Universal Republic (2013)
Where do I start? It seems that a majority of reviewers who’ve joined the mysterious cult of the band known as Ghost are too afraid to give such a band a negative review, being that these occult-influenced Swedes are very much the “in thing” at the moment.
I wasn’t overly impressed by the band’s 2010 debut album Opus Eponymous, my opinion being that the combo, for all their esoteric nonsense, was merely style over substance. So I hoped and prayed to the dark lords of hell that Infestissumam would prove me wrong, but again I’m left scratching my head in frustration.
I’m of the view that these guys wouldn’t have made such an impact if it weren’t for their frequent visits to the local costume store – Papa Emeritus II and his Nameless Ghouls are clearly of the belief that every day is Halloween – and their brand of pop-sike just doesn’t live up to the hype. I’m guessing that this sound is new to many people, and this is why Ghost have made such an impact on the scene, but peel back the foggy veil and you’ll find that Infestissumam has a limited shelf life and wears thin very quickly.

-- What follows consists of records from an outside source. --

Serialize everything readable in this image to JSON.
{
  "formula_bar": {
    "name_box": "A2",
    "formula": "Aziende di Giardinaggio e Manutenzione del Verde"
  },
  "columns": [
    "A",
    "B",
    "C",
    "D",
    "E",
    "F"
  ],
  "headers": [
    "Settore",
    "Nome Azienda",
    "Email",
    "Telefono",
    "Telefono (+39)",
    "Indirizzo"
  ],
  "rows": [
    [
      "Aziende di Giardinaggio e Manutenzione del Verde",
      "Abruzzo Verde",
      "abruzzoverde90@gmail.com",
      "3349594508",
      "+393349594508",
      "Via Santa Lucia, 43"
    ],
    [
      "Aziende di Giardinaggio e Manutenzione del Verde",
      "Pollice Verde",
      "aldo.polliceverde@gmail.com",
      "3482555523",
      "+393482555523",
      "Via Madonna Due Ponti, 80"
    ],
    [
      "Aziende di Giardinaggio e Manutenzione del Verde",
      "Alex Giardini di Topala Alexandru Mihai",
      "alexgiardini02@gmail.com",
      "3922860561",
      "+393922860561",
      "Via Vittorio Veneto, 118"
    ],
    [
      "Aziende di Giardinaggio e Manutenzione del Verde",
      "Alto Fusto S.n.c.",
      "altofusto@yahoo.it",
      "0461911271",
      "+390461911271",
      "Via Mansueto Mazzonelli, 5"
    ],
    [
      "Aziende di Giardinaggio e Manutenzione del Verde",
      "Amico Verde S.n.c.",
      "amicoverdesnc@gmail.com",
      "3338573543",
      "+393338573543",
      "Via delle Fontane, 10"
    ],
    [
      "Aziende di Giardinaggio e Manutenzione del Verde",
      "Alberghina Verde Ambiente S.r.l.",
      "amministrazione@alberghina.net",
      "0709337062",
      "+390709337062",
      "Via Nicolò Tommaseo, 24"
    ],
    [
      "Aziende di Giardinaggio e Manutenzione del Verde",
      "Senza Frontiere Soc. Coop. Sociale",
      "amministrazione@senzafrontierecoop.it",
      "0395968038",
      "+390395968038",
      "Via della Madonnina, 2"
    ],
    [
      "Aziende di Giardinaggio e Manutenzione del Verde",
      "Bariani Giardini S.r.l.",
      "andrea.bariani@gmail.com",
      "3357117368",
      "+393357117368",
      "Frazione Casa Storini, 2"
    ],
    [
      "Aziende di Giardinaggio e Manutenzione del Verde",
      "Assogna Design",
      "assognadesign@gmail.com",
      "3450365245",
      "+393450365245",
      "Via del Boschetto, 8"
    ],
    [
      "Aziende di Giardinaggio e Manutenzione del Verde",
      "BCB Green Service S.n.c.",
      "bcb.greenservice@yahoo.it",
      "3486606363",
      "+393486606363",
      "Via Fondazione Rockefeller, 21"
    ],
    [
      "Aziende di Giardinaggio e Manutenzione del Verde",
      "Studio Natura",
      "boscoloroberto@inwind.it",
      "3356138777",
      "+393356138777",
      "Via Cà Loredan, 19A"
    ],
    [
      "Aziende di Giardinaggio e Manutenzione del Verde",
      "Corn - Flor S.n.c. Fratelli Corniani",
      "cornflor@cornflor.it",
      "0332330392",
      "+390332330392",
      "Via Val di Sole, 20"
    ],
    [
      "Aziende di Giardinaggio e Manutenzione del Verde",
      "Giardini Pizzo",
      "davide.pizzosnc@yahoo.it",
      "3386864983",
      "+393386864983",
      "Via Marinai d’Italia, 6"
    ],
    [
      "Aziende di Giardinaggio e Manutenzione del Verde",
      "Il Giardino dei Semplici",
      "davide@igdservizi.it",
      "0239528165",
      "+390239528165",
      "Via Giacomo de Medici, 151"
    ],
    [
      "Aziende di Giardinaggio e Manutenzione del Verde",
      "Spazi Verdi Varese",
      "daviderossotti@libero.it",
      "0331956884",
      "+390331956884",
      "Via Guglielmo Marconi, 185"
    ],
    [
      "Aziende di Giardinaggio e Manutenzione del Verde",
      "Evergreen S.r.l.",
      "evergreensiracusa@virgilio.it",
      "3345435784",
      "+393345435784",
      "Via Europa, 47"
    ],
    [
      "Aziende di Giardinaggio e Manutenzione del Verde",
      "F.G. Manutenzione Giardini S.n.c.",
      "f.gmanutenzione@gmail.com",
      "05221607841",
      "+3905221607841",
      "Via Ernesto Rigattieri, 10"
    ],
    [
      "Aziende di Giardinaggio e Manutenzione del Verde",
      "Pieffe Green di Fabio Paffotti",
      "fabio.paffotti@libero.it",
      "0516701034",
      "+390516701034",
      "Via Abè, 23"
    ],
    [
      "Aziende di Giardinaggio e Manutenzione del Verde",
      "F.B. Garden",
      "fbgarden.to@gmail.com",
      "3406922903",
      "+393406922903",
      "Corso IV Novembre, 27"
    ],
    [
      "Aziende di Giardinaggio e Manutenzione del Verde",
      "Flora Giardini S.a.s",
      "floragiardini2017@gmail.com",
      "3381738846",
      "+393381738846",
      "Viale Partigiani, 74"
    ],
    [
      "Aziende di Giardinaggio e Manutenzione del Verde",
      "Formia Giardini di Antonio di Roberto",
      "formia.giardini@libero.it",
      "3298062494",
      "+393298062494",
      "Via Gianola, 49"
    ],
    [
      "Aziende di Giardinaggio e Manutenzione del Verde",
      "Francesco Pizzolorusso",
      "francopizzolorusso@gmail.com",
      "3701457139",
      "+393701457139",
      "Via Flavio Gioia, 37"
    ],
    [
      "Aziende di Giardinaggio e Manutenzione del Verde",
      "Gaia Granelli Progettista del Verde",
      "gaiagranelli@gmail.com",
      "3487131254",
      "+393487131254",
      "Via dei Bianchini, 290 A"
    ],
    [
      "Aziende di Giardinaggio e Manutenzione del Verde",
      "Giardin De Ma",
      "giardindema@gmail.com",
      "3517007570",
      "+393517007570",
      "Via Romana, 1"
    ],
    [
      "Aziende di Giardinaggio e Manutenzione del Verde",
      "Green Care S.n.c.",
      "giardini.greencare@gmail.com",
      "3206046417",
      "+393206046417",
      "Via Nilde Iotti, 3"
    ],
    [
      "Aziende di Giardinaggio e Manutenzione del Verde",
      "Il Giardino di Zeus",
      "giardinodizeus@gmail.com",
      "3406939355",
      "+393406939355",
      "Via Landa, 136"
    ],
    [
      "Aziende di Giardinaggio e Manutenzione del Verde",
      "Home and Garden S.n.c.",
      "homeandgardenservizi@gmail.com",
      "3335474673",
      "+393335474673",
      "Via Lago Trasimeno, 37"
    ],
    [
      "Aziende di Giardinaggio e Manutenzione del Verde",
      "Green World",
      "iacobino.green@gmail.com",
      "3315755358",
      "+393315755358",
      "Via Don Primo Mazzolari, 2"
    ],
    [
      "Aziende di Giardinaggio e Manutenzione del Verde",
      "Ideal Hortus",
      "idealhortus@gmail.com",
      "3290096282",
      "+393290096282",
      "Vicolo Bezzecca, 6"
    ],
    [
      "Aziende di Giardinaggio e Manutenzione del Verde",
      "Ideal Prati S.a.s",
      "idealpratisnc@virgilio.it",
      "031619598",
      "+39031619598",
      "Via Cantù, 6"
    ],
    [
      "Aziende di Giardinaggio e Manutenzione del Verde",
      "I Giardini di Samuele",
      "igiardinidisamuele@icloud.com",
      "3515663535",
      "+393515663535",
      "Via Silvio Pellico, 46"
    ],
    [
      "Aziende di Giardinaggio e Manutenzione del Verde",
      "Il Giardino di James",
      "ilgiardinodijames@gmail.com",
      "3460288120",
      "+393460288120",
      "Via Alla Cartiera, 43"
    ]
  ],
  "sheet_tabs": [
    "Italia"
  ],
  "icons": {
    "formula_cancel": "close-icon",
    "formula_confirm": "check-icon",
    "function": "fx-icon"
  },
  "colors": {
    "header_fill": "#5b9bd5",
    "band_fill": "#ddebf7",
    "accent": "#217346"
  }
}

This time around the creepy combo aim for a darker approach, although a majority of tracks may disappoint the metalheads among you who may have been expecting a heavier affair. ‘Per Aspera Ad Inferi’ is probably the album’s doomiest cut, and the chugging guitars allow easy access for the ears, given added 70s mysticism by the swirling organ and creaky musicianship that evokes images of obscure psychedelia that saturated the late 60s with its horror themes, but it soon becomes a predictable affair.
There is nothing original about Ghost whatsoever, the band simply finding their niche within the stale rock ’n’ roll circus at the moment which has become all too quickly drenched in occult rock imitation.
Infestissumam isn’t all bad, and Ghost do shine – albeit dimly – on the tip-toe creepiness of album closer ‘Monstrance Clock’ with its Munsters-style go-go beat and summery “Come together” chants. As usual, the organ wheezes over proceedings, bathing the musty catacombs in a kaleidoscopic light.
Elsewhere, ‘Jigolo Har Megiddo’ hops in on an upbeat plod that reminds me of The Kinks’ 1966 hit single ‘Sunny Afternoon’, before once again resorting to a watery doom-tinged pop rocker.
The big numbers of the album include the spooky ‘Year Zero’ with its eerie chants that sound as if they’ve been lifted from the local monastery. The track drifts into a poppy goth-laced echo, but there’s nothing here that enables it to rise above Pet Shop Boys at their most experimental. Yes, I said Pet Shop Boys; just check out that infectious drum beat.
‘Secular Haze’ is equally accessible, emerging from its mansion on a carousel jig. This is a carnival of unearthly delights that rides high on a King Diamond-styled groove, only lacking the metal, evoking images of rainy Blue Öyster Cult.
The main problem however with Ghost is their inability to rise above the mediocre, and much of Infestissumam is lacking in depth. Only the piano-led ‘Ghuleh / Zombie Queen’ with its vocal caress sends a chill – it’s an epic seven-minute prog haze that finally gets going on a swingin’ go-go beat. ‘Body And Blood’ is equally esoteric, but again has all the appeal of a Sunday afternoon spent standing outside a freezing cold church.
Ghost are all too happy to celebrate the existence of almighty Satan with their psych-rock, but I’m always left wanting more. The live experience is no doubt more rewarding, but how long these guys can keep up the theatre is something that remains to be seen, because despite the hype and gothic intentions, little of this transfers well to record.
Infestissumam offers us ten tracks, but it’s going to take a lot more than a handful of satanic sermons to drag me in. Papa Emeritus II and his clan of hooded ghouls are probably going to end up being pretty successful, but their true effects are something akin to a spring evening – mild at best. I’m sure they won’t lose any sleep over my review, but I’ll stick to The Vampires Of Dartmoore’s Dracula’s Music Cabinet (1969), Lucifer’s Black Mass (1971) and Bram Stoker’s Heavy Rock Spectacular (1972) for ghoulish sincerity.